===== PROVIDED MATERIAL

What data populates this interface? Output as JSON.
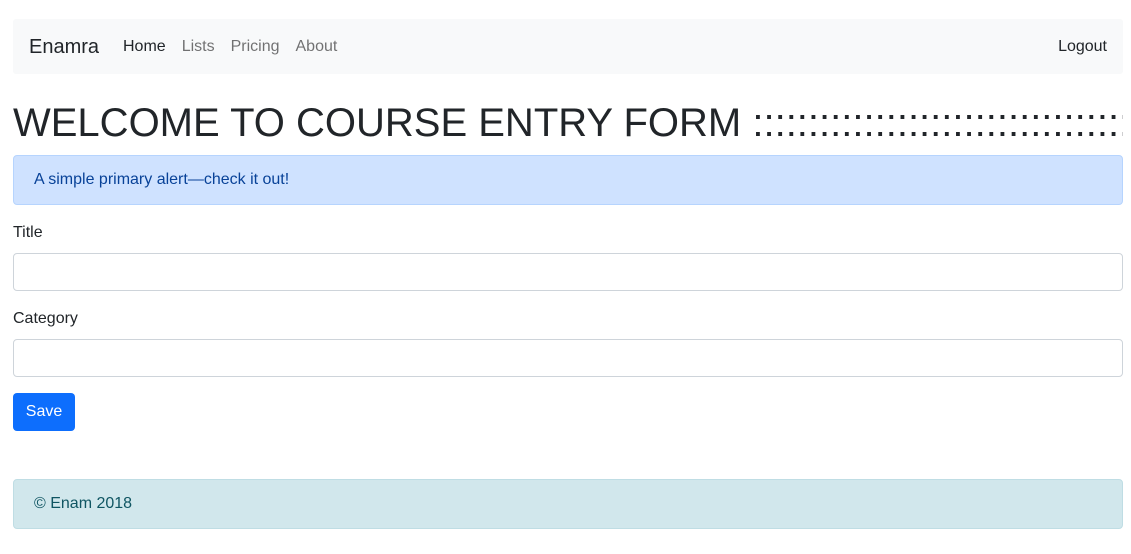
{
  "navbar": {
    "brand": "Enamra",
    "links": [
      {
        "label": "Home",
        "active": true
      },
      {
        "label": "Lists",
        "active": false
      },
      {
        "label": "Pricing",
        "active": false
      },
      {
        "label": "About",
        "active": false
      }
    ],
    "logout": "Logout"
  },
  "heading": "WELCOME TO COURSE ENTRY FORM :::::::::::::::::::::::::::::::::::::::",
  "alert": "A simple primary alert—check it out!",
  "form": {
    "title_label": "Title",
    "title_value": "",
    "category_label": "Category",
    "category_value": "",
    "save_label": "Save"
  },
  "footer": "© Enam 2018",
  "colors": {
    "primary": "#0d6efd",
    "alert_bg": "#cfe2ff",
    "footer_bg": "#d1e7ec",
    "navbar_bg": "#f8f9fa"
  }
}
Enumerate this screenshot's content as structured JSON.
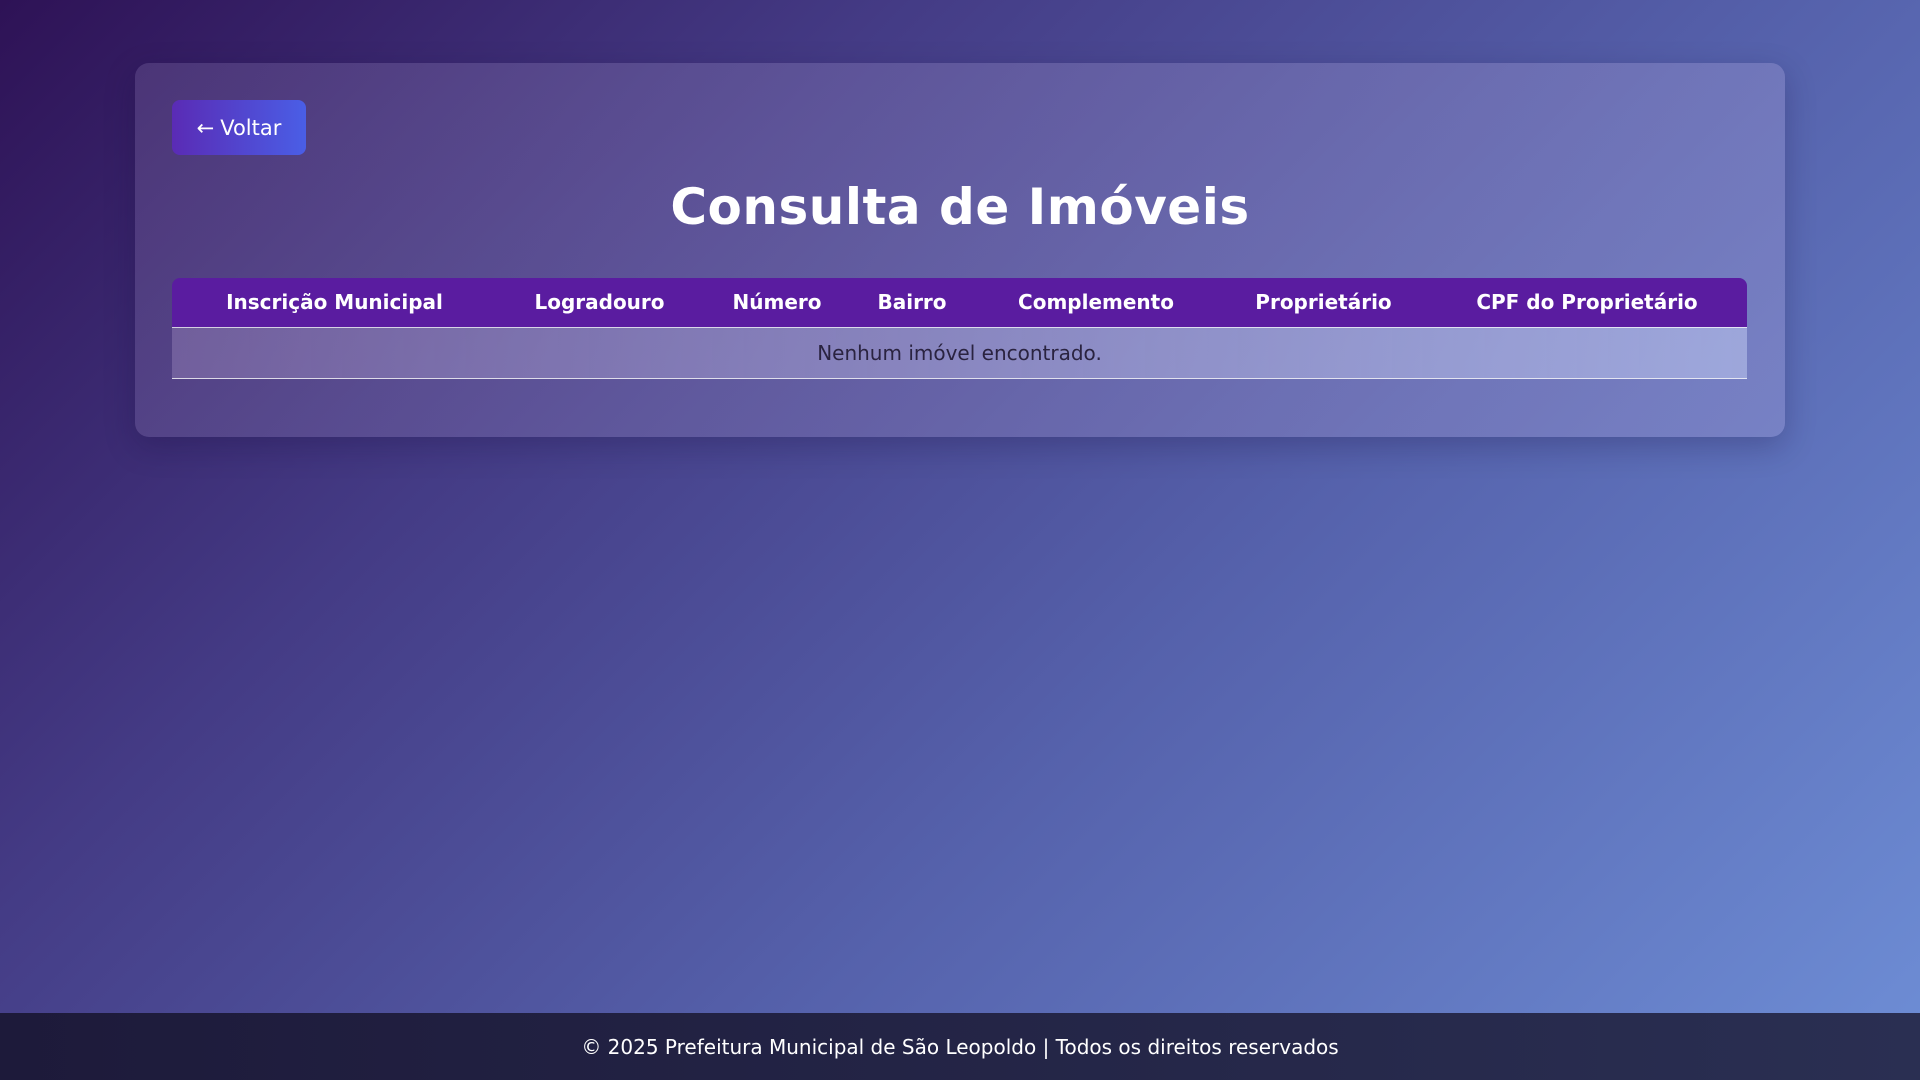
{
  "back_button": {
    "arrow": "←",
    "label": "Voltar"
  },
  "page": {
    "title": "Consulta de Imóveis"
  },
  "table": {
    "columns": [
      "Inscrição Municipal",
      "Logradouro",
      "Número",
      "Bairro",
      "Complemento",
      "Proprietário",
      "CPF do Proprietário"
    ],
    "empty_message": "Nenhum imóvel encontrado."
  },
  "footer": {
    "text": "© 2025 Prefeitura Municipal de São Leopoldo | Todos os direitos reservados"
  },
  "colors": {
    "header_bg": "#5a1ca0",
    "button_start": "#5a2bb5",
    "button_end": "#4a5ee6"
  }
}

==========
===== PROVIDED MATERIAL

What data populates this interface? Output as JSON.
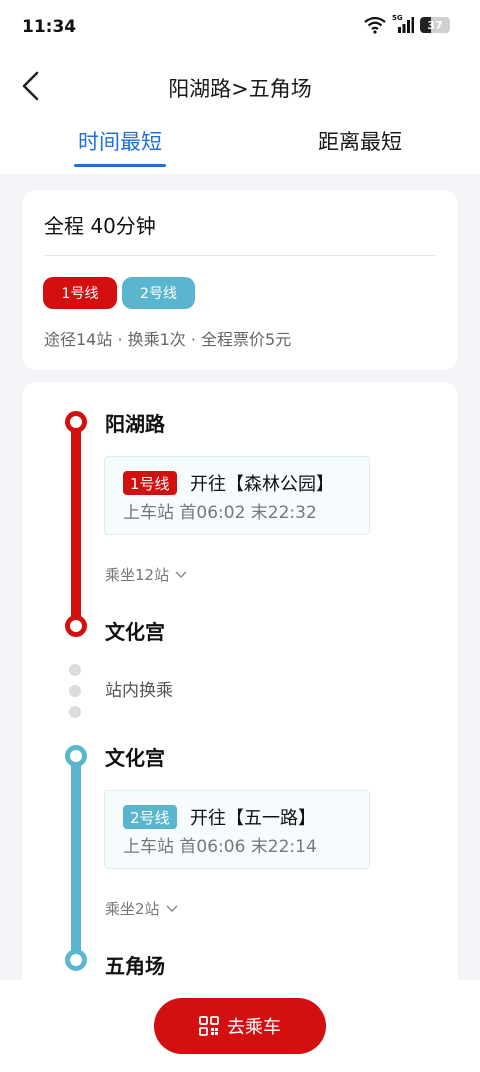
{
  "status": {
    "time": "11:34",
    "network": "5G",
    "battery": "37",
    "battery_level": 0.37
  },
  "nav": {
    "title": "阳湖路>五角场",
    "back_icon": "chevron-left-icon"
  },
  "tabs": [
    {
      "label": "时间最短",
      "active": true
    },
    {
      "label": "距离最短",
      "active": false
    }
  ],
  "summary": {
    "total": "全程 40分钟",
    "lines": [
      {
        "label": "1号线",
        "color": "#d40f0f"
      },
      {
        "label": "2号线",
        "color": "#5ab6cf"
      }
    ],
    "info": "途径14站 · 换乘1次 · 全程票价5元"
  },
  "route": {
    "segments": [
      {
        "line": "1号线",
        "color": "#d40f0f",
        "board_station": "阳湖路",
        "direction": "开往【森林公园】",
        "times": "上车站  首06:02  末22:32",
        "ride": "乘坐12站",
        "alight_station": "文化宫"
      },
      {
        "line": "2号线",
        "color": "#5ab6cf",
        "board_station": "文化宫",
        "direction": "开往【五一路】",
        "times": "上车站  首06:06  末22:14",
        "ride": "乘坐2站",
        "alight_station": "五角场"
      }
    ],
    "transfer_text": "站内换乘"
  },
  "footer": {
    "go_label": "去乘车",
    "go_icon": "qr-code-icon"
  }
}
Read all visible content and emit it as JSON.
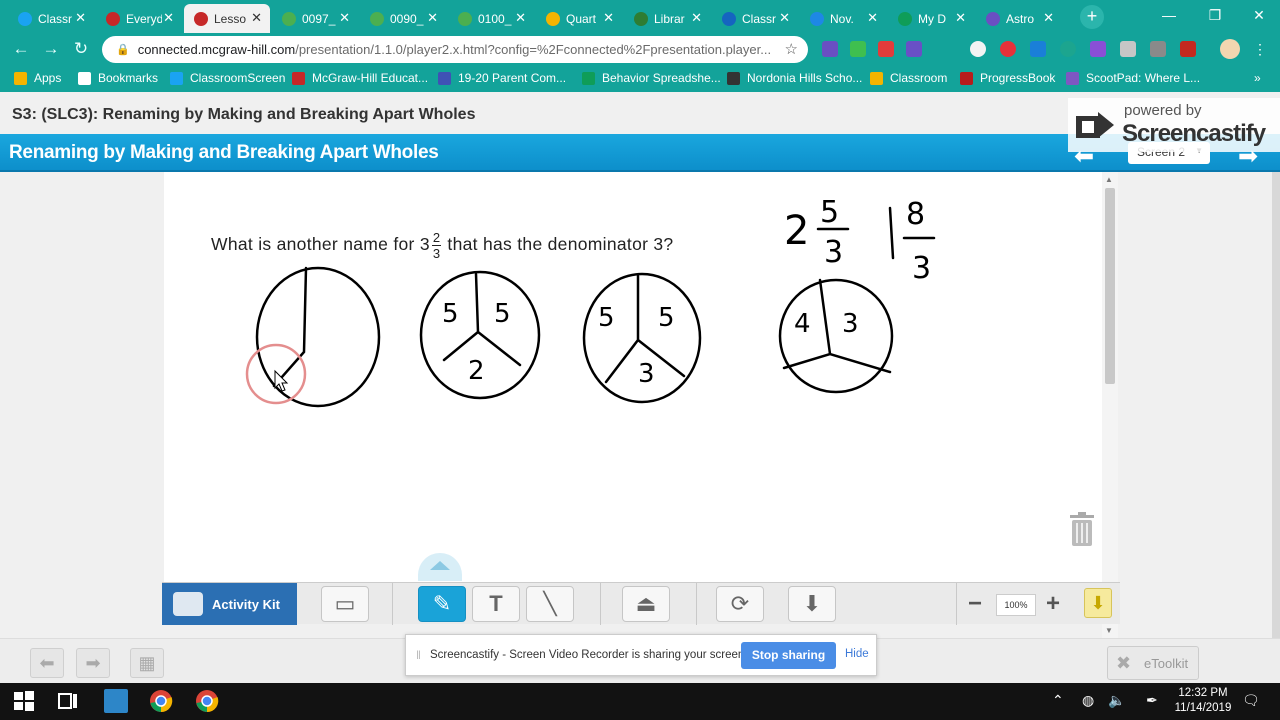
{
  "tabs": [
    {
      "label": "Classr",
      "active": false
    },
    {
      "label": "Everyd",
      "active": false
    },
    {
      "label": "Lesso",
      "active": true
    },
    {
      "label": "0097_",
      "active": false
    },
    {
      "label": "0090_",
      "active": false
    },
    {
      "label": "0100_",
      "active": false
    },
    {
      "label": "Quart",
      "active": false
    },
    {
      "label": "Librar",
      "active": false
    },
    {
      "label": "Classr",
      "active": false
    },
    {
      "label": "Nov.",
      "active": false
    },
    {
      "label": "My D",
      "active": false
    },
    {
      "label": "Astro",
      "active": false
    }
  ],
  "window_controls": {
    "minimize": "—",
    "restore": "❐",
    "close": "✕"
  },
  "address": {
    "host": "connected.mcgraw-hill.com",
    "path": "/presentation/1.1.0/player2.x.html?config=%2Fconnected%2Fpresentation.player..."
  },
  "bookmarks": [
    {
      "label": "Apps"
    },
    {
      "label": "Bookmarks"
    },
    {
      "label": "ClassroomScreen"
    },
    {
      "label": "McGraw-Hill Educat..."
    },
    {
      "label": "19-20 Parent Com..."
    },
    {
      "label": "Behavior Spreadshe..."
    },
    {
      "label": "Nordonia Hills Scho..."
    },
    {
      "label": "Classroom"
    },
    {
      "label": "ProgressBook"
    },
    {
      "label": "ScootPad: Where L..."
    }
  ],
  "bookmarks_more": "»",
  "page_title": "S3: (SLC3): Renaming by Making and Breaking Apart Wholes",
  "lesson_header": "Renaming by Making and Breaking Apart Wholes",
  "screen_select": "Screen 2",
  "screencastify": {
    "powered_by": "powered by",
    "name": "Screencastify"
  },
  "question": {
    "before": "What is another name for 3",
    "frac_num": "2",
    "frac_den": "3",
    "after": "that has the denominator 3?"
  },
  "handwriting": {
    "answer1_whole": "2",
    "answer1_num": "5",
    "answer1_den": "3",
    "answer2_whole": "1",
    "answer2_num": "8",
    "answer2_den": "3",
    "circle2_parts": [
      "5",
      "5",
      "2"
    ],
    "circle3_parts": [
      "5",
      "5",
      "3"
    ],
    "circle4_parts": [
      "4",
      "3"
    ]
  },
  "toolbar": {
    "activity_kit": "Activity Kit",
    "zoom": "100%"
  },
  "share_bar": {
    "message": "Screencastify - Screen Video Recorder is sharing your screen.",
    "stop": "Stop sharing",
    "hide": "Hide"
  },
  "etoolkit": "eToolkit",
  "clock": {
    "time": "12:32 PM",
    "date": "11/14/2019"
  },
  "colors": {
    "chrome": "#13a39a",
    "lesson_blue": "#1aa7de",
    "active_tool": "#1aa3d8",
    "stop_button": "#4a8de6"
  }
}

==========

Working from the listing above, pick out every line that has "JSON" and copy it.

RESULT OF THIS EXERCISE —
What data populates this interface? Output as JSON.
Enumerate this screenshot's content as structured JSON.
What data populates this interface? Output as JSON.
Read all visible content and emit it as JSON.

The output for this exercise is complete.